Options: As contrarians, we like to find outperforming stocks surrounded by skepticism. If the shares of an equity have powered higher on the charts, but the Street still remains leery, the unwinding of that pessimism (in the form of upgrades, price-target boosts, a short-covering rally, or a reversal in sentiment in the options pits) could all act as catalysts even higher for the stock.
On the flip side, contrarians also enjoy foraging for underperforming stocks surrounded by optimism. If a security is in the midst of a long-term downtrend, but the Street remains bullishly biased, an unwinding of that optimism could pressure the stock even lower as the bulls abandon ship.
To find potential contrarian plays, check out the Schaeffer's Stock Screener.
Fantasy Football: Ahead of your draft, research undervalued players with star quality, as they could be this season's sleeper picks. These often take the form of rookies or recently traded players that tend to get drafted in the later rounds.
Meanwhile, don't waste a high draft pick on overvalued players with little chance of making an impact. These busts often turn out to be the aging or injury-prone players that spend a large chunk of the season on the bench.
NEXT: Hedge Your Bets|pagebreak|
8. Don't Be Afraid to Handcuff
Options: Unsure about the future of a stock or particular sector? Try hedging your bets with pairs trading. By simultaneously opening two related option positions, you allow yourself a safety net to guard against an unanticipated move in a specific sector.
For example, to hedge against potential weakness in the "alphabet sector," an investor could buy a call on outperforming XX, and simultaneously purchase a put on underperforming rival YY. As long as the profits from one trade outweigh the losses from the other, your pairs trade is money.
Fantasy Football: Unsure about the future of an injury-prone quarterback? Try hedging your bets with a handcuff. By picking up the player's backup, you can guard against any season-ending injuries. In the same vein, running backs who share carries should also be considered as a potential duo on draft day, though only one usually emerges as the featured back.
9. Know Where You Stand
Options: Don't be a passive investor. Ignoring your trades could be fatal to your portfolio. Once you've initiated your option play, it's vital that you keep close tabs on the position. That said, if you see that your position is tanking at a rapid-fire pace, simply praying for a miracle often exacerbates the losses.
Instead, avoid clinging to losing trades and consider setting stop-loss levels to prevent a massive deficit in your trading capital.
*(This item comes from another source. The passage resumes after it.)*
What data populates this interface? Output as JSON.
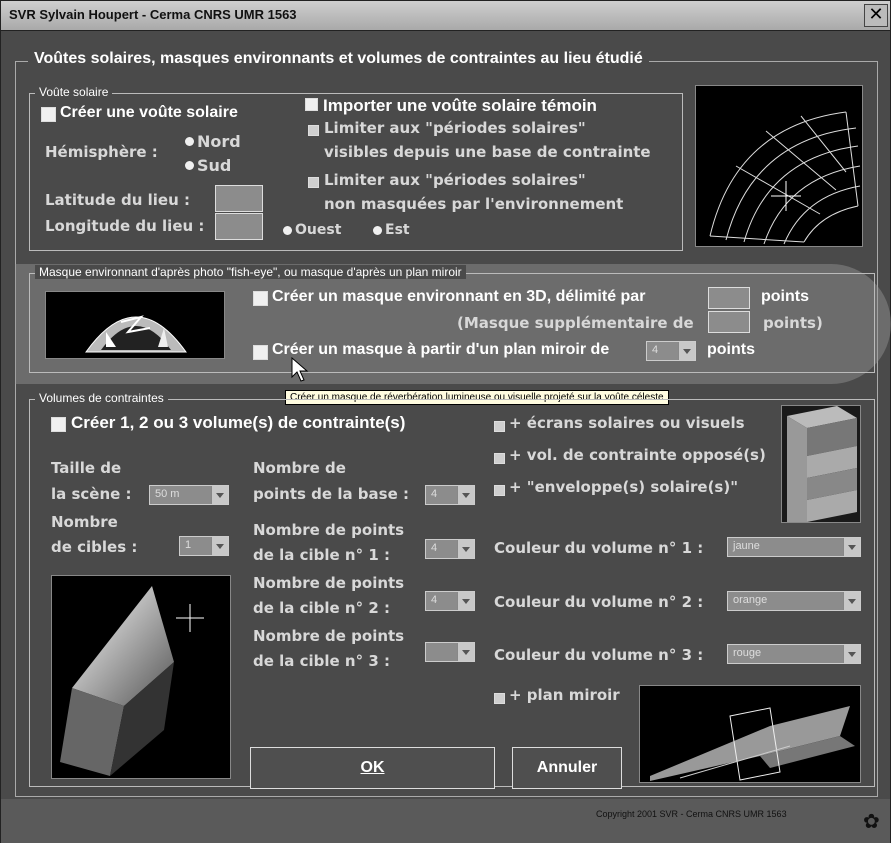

Fantasy Football: Don't be a passive fantasy team owner (unless you're playing me that week!). But seriously, not paying attention to your lineup could cost you the win. For example, being unaware of a player's bye week could leave a critical void in your lineup. On that same note, pay heed of a player's health status. If it seems like your kicker is eternally on "injured reserve," don't wait too long to drop him for a player with fewer health concerns.
10. Lose with Dignity
Options: As mentioned earlier, all option traders will take a hit every now and again. The trick-besides proper allocation and portfolio management-is to take the losing trades in stride. Have realistic expectations heading into every trade, don't let fear or greed outweigh common sense, and most importantly, stay in the game.
Fantasy Football: As much as it hurts to lose a hard-fought battle to your senile uncle Morty, remember that playing fantasy football is a game. Just as no one likes a showboat, nobody enjoys a poor sport, so stay classy this season and, more importantly, have fun. Good luck!
By Andrea Kramer, contributor, Schaeffer's Trading Floor Blog
Related Articles on OPTIONS
OIC instructor Bill Ryan joins host Joe Burgoyne in a discussion about protection strategies. Then, ...
This rebroadcast of OIC's webinar panel discussion covers why implied volatility levels drive option...
I always find it fascinating to see what kind of big trades are being made in the options markets. S...